Most companies have a mix of fixed and variable costs in their operations. Fixed costs stay the same for a long period of time and are not directly influenced by the amount of production output. Common fixed costs include mortgage or loan payments, rent, and lease payments. Variable costs change as companies increase or decrease their production output, and include items like materials, production, labor, or the overhead a company uses to run its production equipment or facilities. High fixed costs are seen as negative because companies cannot get rid of the costs quickly — or at all — in order to offset the reduction of sales revenue.
To calculate the degree of operating leverage, assume the following: a company’s contribution margin and net income in January is $60,000 US Dollars (USD) and $20,000 USD, respectively. The degree of operating leverage is three (60,000 / 20,000), meaning the company’s net income will grow three times as fast as sales. While this formula is a basic calculation and may not represent the economic factors that will drive the company’s sales, it does provide a baseline for business owners and managers to use when calculating adjustments to their sales revenue and potential income. For example, if a company is expecting sales to grow by 11 percent over the next 12 months, the expected increase in net income is 33 percent (11 x 3). Using the previous income figure above, the income growth in dollars is $6,600 (USD).

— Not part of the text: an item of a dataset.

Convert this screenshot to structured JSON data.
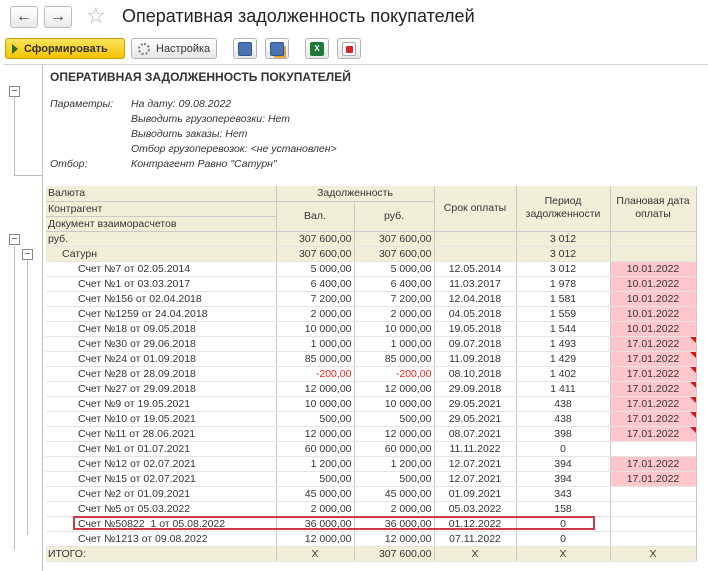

The degree of operating leverage formula presents a basic calculation that is relevant to determining the effects of fixed costs on a company. The contribution margin is sales revenue less the company’s variable costs needed to produce goods and services. The remaining figure represents the sales dollars that a company can use to pay for fixed costs. If this figure is too low, the company will not generate sufficient capital to pay for normal business operations and will need to secure external financing to make up these capital shortfalls.